As for my Mechanical Ventilator Management protocol, the one where we'd get to change ventilator settings based on SpO2, EtCO2 and/ or ABGs:

"As much as I'd like to have this one," Jane said, "and as much as I think the patient would benefit, I think our doctors will take one look at it and laugh."

Either way, we have fun doing this stuff.

3 comments:

Anonymous said...

I must say, your hospital sounds eerily like one I worked at in Maine. I worked there for two years, my job satisfaction dropping like a stone daily, until I decided to make changes. For a year, I volunteered on a committee and helped author a ventilator weaning protocol, which I was very proud of--and the protocol was much better than our "four alternating pulmonologists who hate each other" system that was in place.

Anyway, the protocol was approved but then nobody ever ordered it. I was crushed, so I quit and moved on to better horizons. But your story reminds me very much of those days, and I give you two thumbs up for heading the charge towards better practice!

jesus_of_suburbia said...

Hiya,

I'm a second year respiratory student. My current clinical site is a teaching hospital swarming with residents. Protocols more or less don't exist at this facility. Except for the Surgical Heart Unit, where it's given to nurses. They are also given ABG protocol. No, that was not a typo.

Needless to say, as a student, doing a rotation in that unit is a very demoralizing/disheartening experience. I usually go into a "why the hell did I get into this?" depression for a few days. Maybe it wouldn't be so bad if these were like the most seasoned nurses in the hospital. However, a disturbingly significant amount of them are just about fresh out of school.

How the hell are you allowed to work in any kind of intensive care unit when there's a pretty good chance you've never ever observed a code during your clinical time? Now you are in a heart unit, given drug, ABG and ventilator protocol!? I don't want to dog on nurses. I respect them. But like, come on, you know?

Funny thing is the nurses at this hospital aren't allowed to touch the ventilators. Only respiratory and attendings can physically change settings. So, the RT's basically act as babysitters.

Apparently, the last guy who headed up the respiratory department was a real joke.

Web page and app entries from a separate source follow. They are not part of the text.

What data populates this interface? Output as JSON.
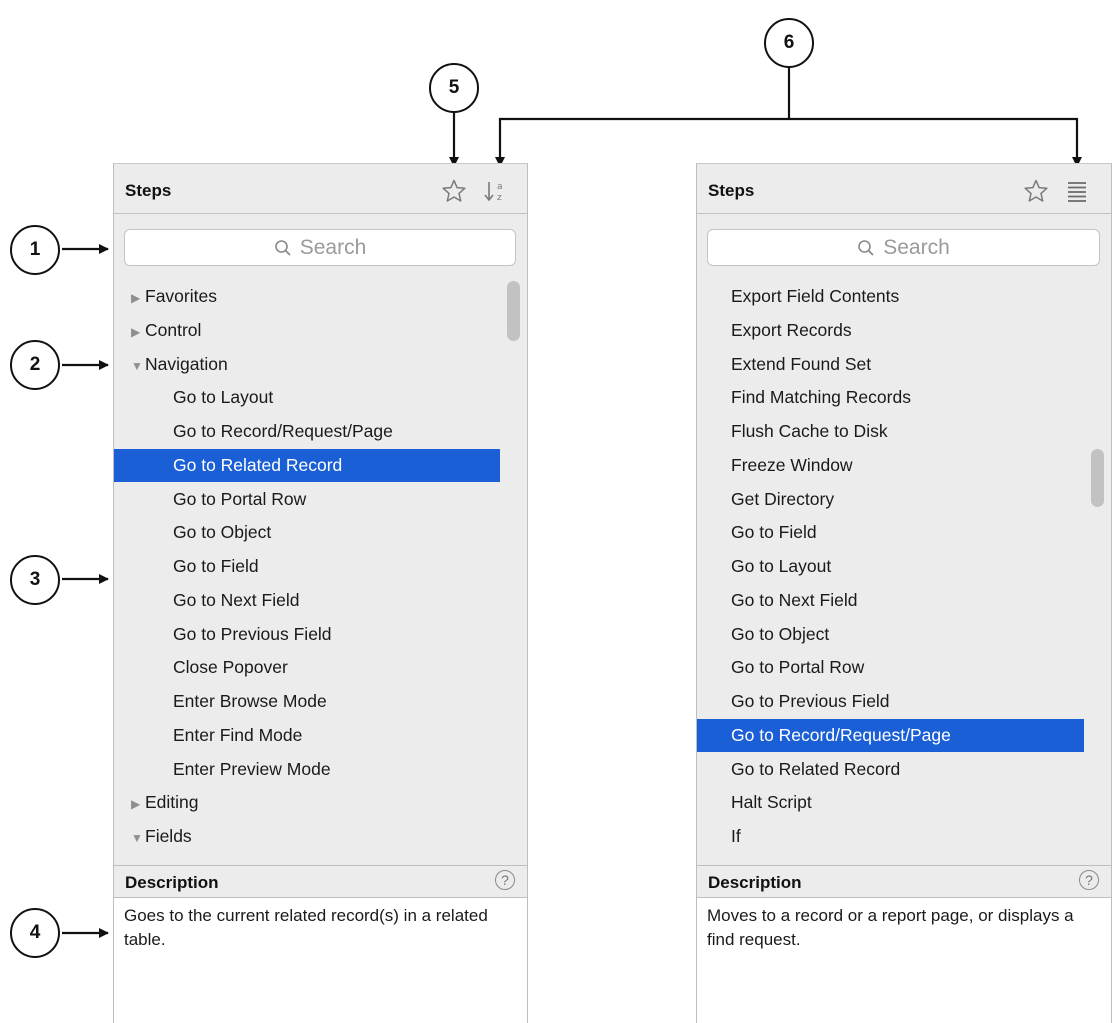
{
  "callouts": [
    "1",
    "2",
    "3",
    "4",
    "5",
    "6"
  ],
  "left_panel": {
    "title": "Steps",
    "icons": [
      "star-icon",
      "sort-az-icon"
    ],
    "search_placeholder": "Search",
    "items": [
      {
        "label": "Favorites",
        "type": "group",
        "expanded": false
      },
      {
        "label": "Control",
        "type": "group",
        "expanded": false
      },
      {
        "label": "Navigation",
        "type": "group",
        "expanded": true
      },
      {
        "label": "Go to Layout",
        "type": "step"
      },
      {
        "label": "Go to Record/Request/Page",
        "type": "step"
      },
      {
        "label": "Go to Related Record",
        "type": "step",
        "selected": true
      },
      {
        "label": "Go to Portal Row",
        "type": "step"
      },
      {
        "label": "Go to Object",
        "type": "step"
      },
      {
        "label": "Go to Field",
        "type": "step"
      },
      {
        "label": "Go to Next Field",
        "type": "step"
      },
      {
        "label": "Go to Previous Field",
        "type": "step"
      },
      {
        "label": "Close Popover",
        "type": "step"
      },
      {
        "label": "Enter Browse Mode",
        "type": "step"
      },
      {
        "label": "Enter Find Mode",
        "type": "step"
      },
      {
        "label": "Enter Preview Mode",
        "type": "step"
      },
      {
        "label": "Editing",
        "type": "group",
        "expanded": false
      },
      {
        "label": "Fields",
        "type": "group",
        "expanded": true
      }
    ],
    "description_title": "Description",
    "help_label": "?",
    "description": "Goes to the current related record(s) in a related table."
  },
  "right_panel": {
    "title": "Steps",
    "icons": [
      "star-icon",
      "list-view-icon"
    ],
    "search_placeholder": "Search",
    "items": [
      {
        "label": "Export Field Contents"
      },
      {
        "label": "Export Records"
      },
      {
        "label": "Extend Found Set"
      },
      {
        "label": "Find Matching Records"
      },
      {
        "label": "Flush Cache to Disk"
      },
      {
        "label": "Freeze Window"
      },
      {
        "label": "Get Directory"
      },
      {
        "label": "Go to Field"
      },
      {
        "label": "Go to Layout"
      },
      {
        "label": "Go to Next Field"
      },
      {
        "label": "Go to Object"
      },
      {
        "label": "Go to Portal Row"
      },
      {
        "label": "Go to Previous Field"
      },
      {
        "label": "Go to Record/Request/Page",
        "selected": true
      },
      {
        "label": "Go to Related Record"
      },
      {
        "label": "Halt Script"
      },
      {
        "label": "If"
      }
    ],
    "description_title": "Description",
    "help_label": "?",
    "description": "Moves to a record or a report page, or displays a find request."
  }
}
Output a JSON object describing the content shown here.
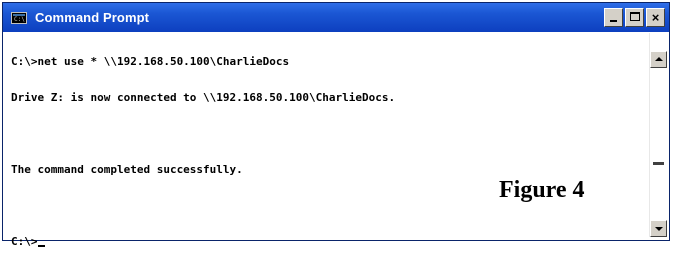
{
  "window": {
    "title": "Command Prompt",
    "icon": "console-icon",
    "controls": [
      "minimize-icon",
      "maximize-icon",
      "close-icon"
    ],
    "close_glyph": "×"
  },
  "console": {
    "lines": [
      "C:\\>net use * \\\\192.168.50.100\\CharlieDocs",
      "Drive Z: is now connected to \\\\192.168.50.100\\CharlieDocs.",
      "",
      "The command completed successfully.",
      "",
      "C:\\>"
    ]
  },
  "annotation": {
    "figure_label": "Figure 4"
  }
}
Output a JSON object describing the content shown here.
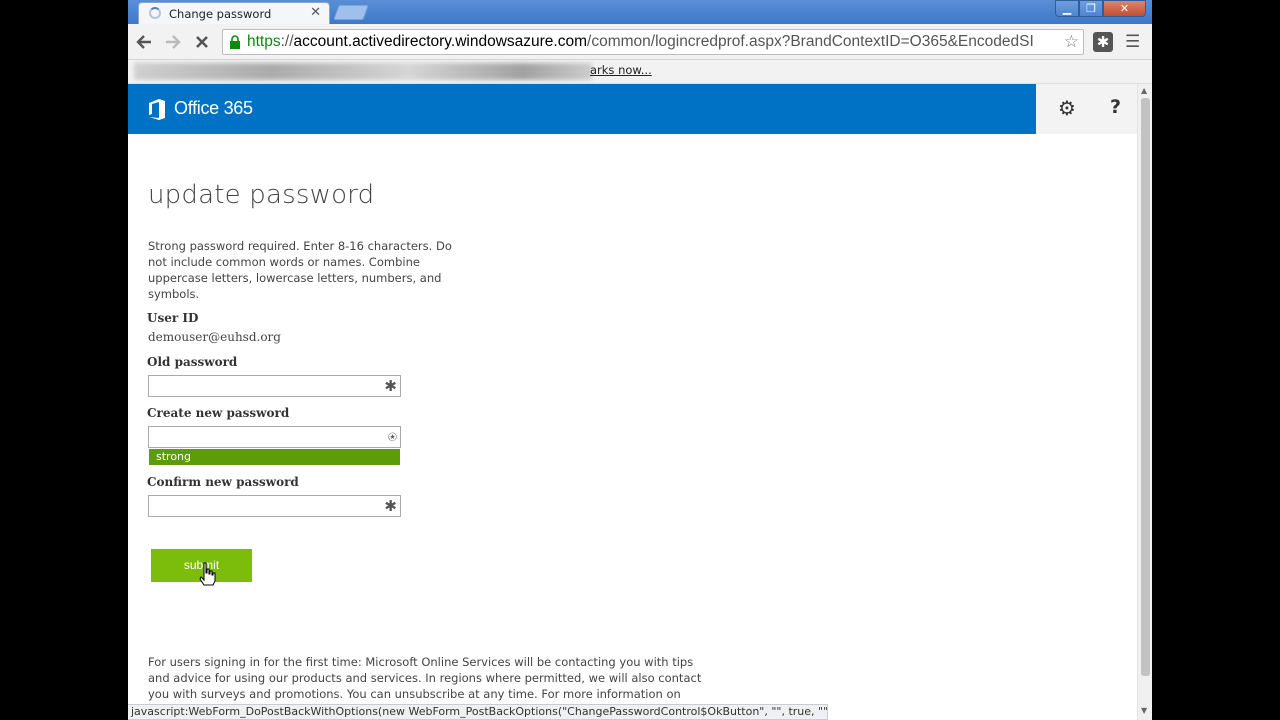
{
  "browser": {
    "tab_title": "Change password",
    "tab_close": "✕",
    "url_scheme": "https",
    "url_sep": "://",
    "url_host": "account.activedirectory.windowsazure.com",
    "url_path": "/common/logincredprof.aspx?BrandContextID=O365&EncodedSI",
    "bookmarks_link": "arks now...",
    "status_text": "javascript:WebForm_DoPostBackWithOptions(new WebForm_PostBackOptions(\"ChangePasswordControl$OkButton\", \"\", true, \"\", \"\", false, true))"
  },
  "header": {
    "logo_text": "Office 365",
    "brand_color": "#0072c6"
  },
  "form": {
    "title": "update password",
    "instructions": "Strong password required. Enter 8-16 characters. Do not include common words or names. Combine uppercase letters, lowercase letters, numbers, and symbols.",
    "userid_label": "User ID",
    "userid_value": "demouser@euhsd.org",
    "oldpw_label": "Old password",
    "newpw_label": "Create new password",
    "strength_text": "strong",
    "confirmpw_label": "Confirm new password",
    "submit_label": "submit",
    "accent_color": "#7cbc0a"
  },
  "footer": {
    "text": "For users signing in for the first time: Microsoft Online Services will be contacting you with tips and advice for using our products and services. In regions where permitted, we will also contact you with surveys and promotions. You can unsubscribe at any time. For more information on communication"
  }
}
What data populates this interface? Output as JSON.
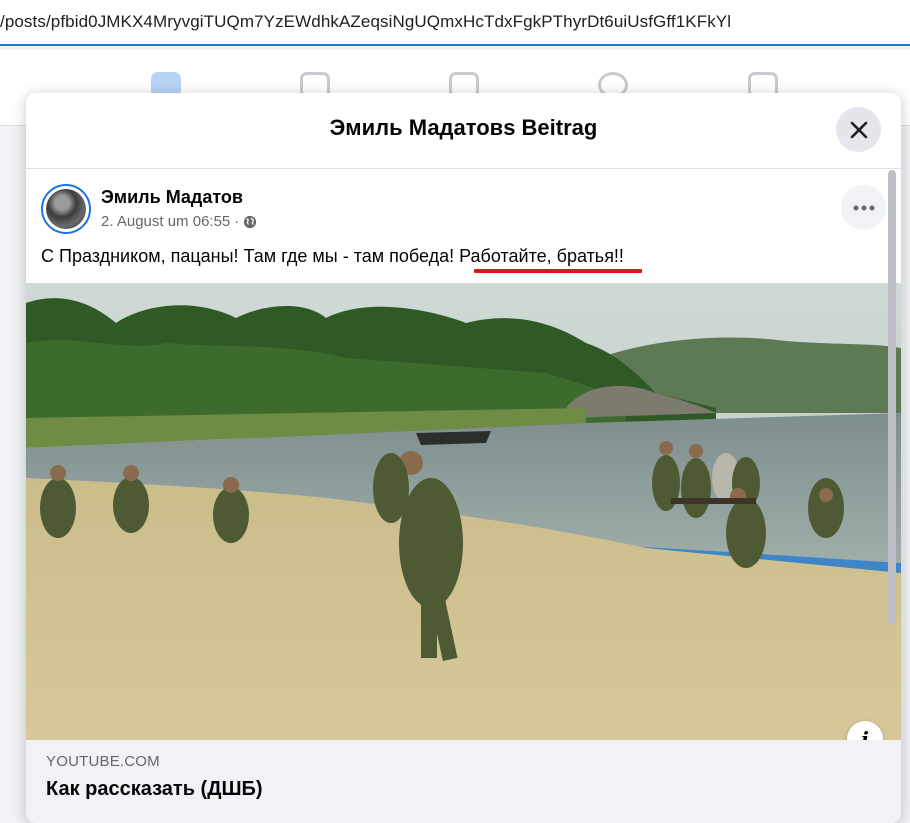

Fortunately, the lady in charge now, seems like she's got a pair.

What I don't understand about ventilator protocol is that if managing a vent is so unimportant that you can just hand it off to someone with the little to no vent experience (i.e. residents, or in my special case, nurses), why not give it to US? You know, we have all sorts of neat expertise about this stuff. Wouldn't that be like, the natural choice?

I hear all this shit about "We want clinicians. We don't want techs". Well, apparently you do want techs. You can't expect a clinician to be happy about following your stupid albuterol/atrovent orders or having to explain to you why it would be a dumb idea to take a patient off the vent to give him/her IPPB.

Re: wuss therapists.

I really hate these p*ssies that are so petrified when given some extra responsibility. You do know you are already working with a life support machine? Don't you?

I already see the makings of wuss therapists among so my classmates.

Peace,

just respiratory

PS
Sorry for the rant.

Freadom said...

Like me, you will never be happy being a button pusher. If you have an option, there are many hospitals out there that will provide you the challenge you need.

If not, if you are forced to work for this institution, perhaps you can be the one to make a difference.